‘Madhuku must apologise to his students for misrepresenting law facts’
Opposition Citizens Coalition for Change (CCC) Vice President Tendai Biti has urged constitutional law Professor Lovemore Madhuku to apologise to law students he taught for his recent remarks where he claimed CCC leaders needed to negotiate with Zanu-PF in order to end the ‘unjust’ incarceration of opposition MPs Job Sikhala, Godfrey Sithole and 16 residents of Nyatsime.
Madhuku on Tuesday suggested that political negotiations were the only realistic route for securing the freedom of the opposition officials.
The CCC members have seemingly failed to secure release on bail with several applications dismissed by the courts.
Addressing journalists at the Harare Magistrates Court on Friday morning, Biti slammed Madhuku saying his sentiments were against how the law worked.
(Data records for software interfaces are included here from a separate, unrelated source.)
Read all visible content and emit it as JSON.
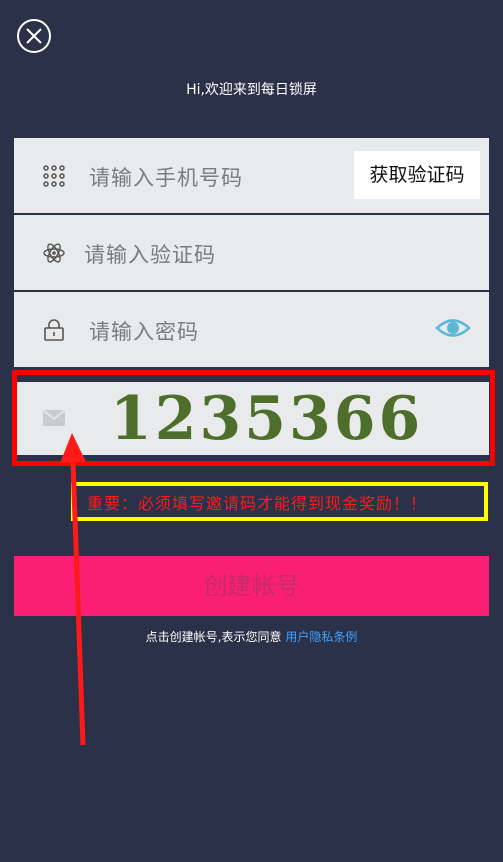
{
  "header": {
    "greeting": "Hi,欢迎来到每日锁屏"
  },
  "form": {
    "phone_placeholder": "请输入手机号码",
    "get_code_label": "获取验证码",
    "code_placeholder": "请输入验证码",
    "password_placeholder": "请输入密码",
    "invite_value": "1235366"
  },
  "annotation": {
    "notice": "重要：必须填写邀请码才能得到现金奖励！！",
    "colors": {
      "red_box": "#ff0000",
      "yellow_box": "#ffff00",
      "arrow": "#ff0000"
    }
  },
  "actions": {
    "create_label": "创建帐号",
    "agree_text": "点击创建帐号,表示您同意 ",
    "agree_link": "用户隐私条例"
  },
  "theme": {
    "background": "#2b3148",
    "accent": "#fb1f73",
    "link": "#3fa0ff"
  }
}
He urged the University of Zimbabwe lecturer to apologise to all students who came through his hands.
“I think Professor Madhuku must apologise to all the law students that have gone through his hands,” Biti said.
“The law was created for redress and bail is redress. For a lawyer to suggest that there must be political redress of a legal problem, it’s strange.
“If he was to make a case that there should be political dialogue among major political actors, in particular Champion in Chief President Nelson Chamisa and Mr Emmerson Mnangagwa, that argument and debate should be made separate from the legal discourse pertaining the bail applications of Job Sikhala, Godfrey Sithole and the 16 members of Nyatsime.”
Biti further clarified that the jailed 16 residents of Nyatsime did not participate in alleged “political violence” but were drivers who transported people to the funeral.
The opposition members have so far spent 89 days in jail. They were arrested on June 14 and charged with incitement to commit public violence to avenge the murder of party activist Moreblessing Ali.
“Today is exactly 89th day that Job Sikhala, Godfrey Sithole and the 16 members of Nyatsime community have been detained. We find this atrocious. Some of the citizens who are residents are people who were in fact hired to transport people to a funeral.
“So, the injustice can never be more clear. We object to the weaponisation of the law. We object to the unjust use of the law,” Biti added.
CCC spokesperson Fadzayi Mahere also challenged his former lecturer.
She asked: “But Prof Madhuku, is this the Constitutional Law that you taught us? Does the presumption of innocence fall away because one is CCC?
“What remains of the rule of law if bail is obtained by ‘political negotiation’ whatever that means? Is demanding constitutionalism ‘arrogant’?” Mahere queried.